What you have to do
Do any lines in the data below contain "badge"? If so, copy every one of them.

Interface dataset entries
* * * * * * *

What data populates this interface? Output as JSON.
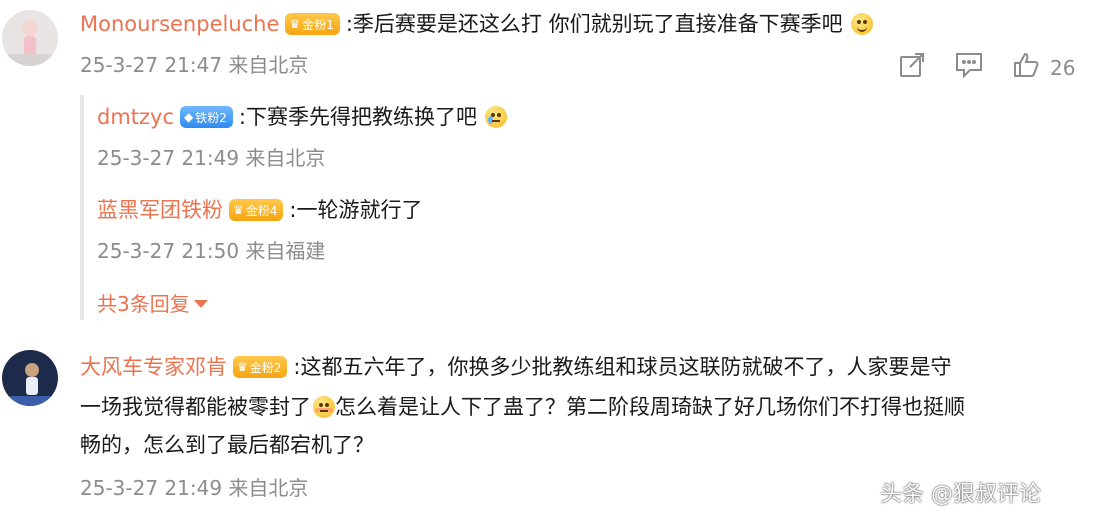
{
  "comments": [
    {
      "user": "Monoursenpeluche",
      "badge": "金粉1",
      "text": ":季后赛要是还这么打 你们就别玩了直接准备下赛季吧",
      "emoji": "smile-emoji",
      "time": "25-3-27 21:47 来自北京",
      "actions": {
        "share_icon": "share-icon",
        "comment_icon": "comment-icon",
        "like_icon": "like-icon",
        "like_count": "26"
      },
      "replies": [
        {
          "user": "dmtzyc",
          "badge": "铁粉2",
          "text": ":下赛季先得把教练换了吧",
          "emoji": "cry-emoji",
          "time": "25-3-27 21:49 来自北京"
        },
        {
          "user": "蓝黑军团铁粉",
          "badge": "金粉4",
          "text": ":一轮游就行了",
          "time": "25-3-27 21:50 来自福建"
        }
      ],
      "more_replies": "共3条回复"
    },
    {
      "user": "大风车专家邓肯",
      "badge": "金粉2",
      "text_line1": ":这都五六年了，你换多少批教练组和球员这联防就破不了，人家要是守",
      "text_line2a": "一场我觉得都能被零封了",
      "text_line2b": "怎么着是让人下了蛊了？第二阶段周琦缺了好几场你们不打得也挺顺",
      "text_line3": "畅的，怎么到了最后都宕机了？",
      "emoji": "shy-emoji",
      "time": "25-3-27 21:49 来自北京"
    }
  ],
  "watermark": "头条 @狠叔评论"
}
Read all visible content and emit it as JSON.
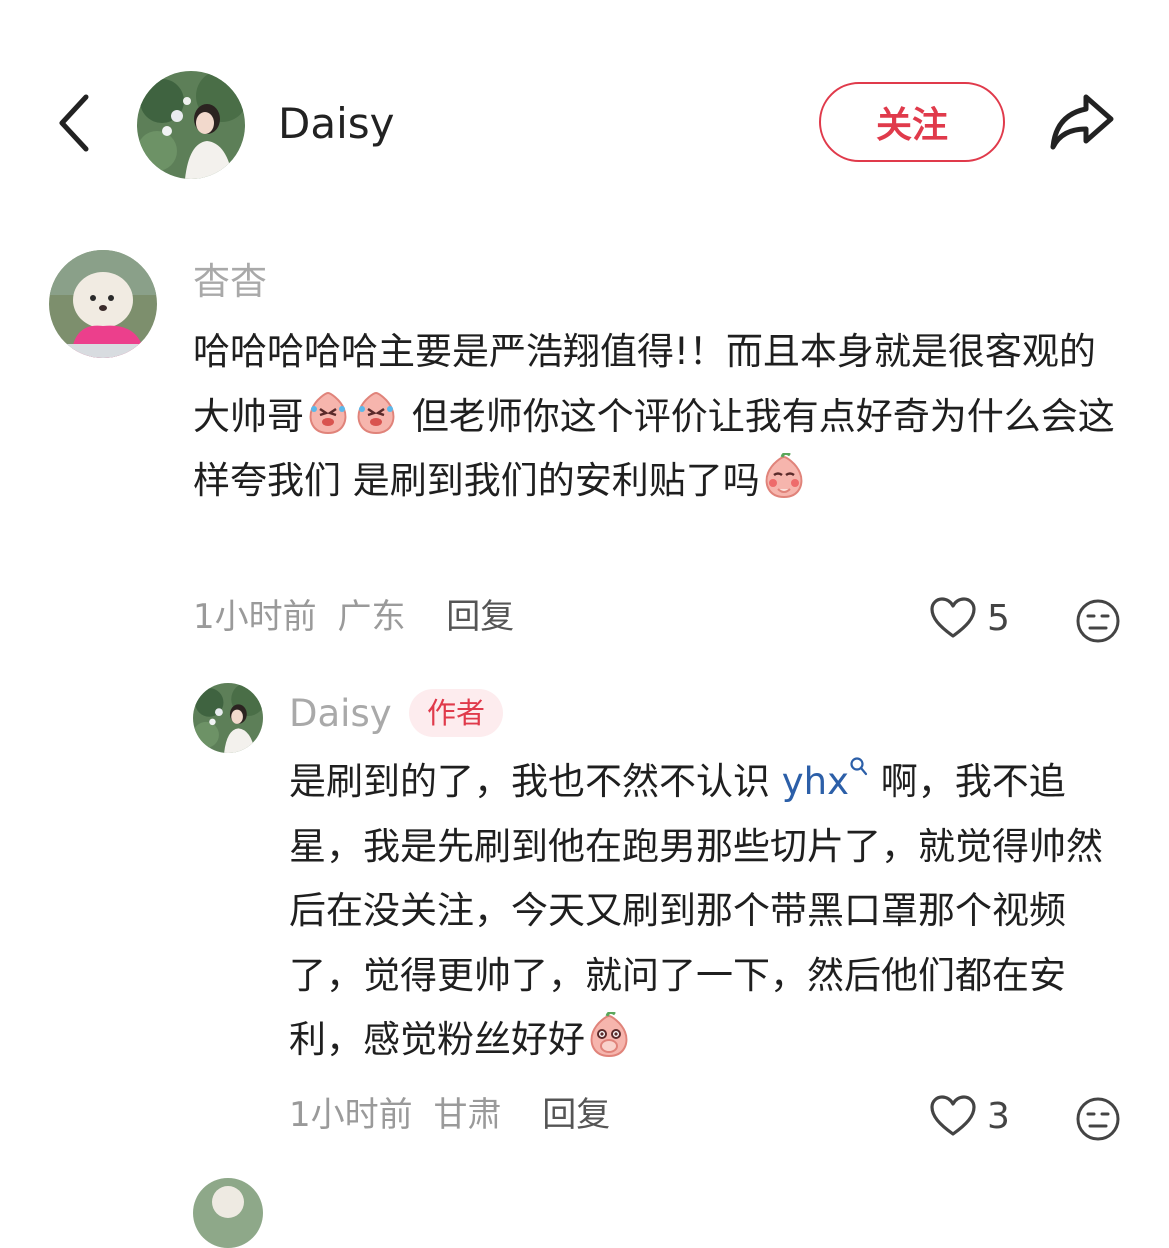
{
  "header": {
    "name": "Daisy",
    "follow_label": "关注"
  },
  "comment": {
    "username": "杳杳",
    "text_part1": "哈哈哈哈哈主要是严浩翔值得!！而且本身就是很客观的大帅哥",
    "text_part2": " 但老师你这个评价让我有点好奇为什么会这样夸我们 是刷到我们的安利贴了吗",
    "time": "1小时前",
    "location": "广东",
    "reply_label": "回复",
    "likes": "5"
  },
  "reply": {
    "username": "Daisy",
    "author_tag": "作者",
    "text_part1": "是刷到的了，我也不然不认识 ",
    "mention": "yhx",
    "text_part2": " 啊，我不追星，我是先刷到他在跑男那些切片了，就觉得帅然后在没关注，今天又刷到那个带黑口罩那个视频了，觉得更帅了，就问了一下，然后他们都在安利，感觉粉丝好好",
    "time": "1小时前",
    "location": "甘肃",
    "reply_label": "回复",
    "likes": "3"
  },
  "colors": {
    "accent": "#e03a4b",
    "mention": "#2c5fa8",
    "muted": "#a9a9a9"
  }
}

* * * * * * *

Solution for this problem
      "badge": "金粉1",
          "badge": "铁粉2",
          "badge": "金粉4",
      "badge": "金粉2",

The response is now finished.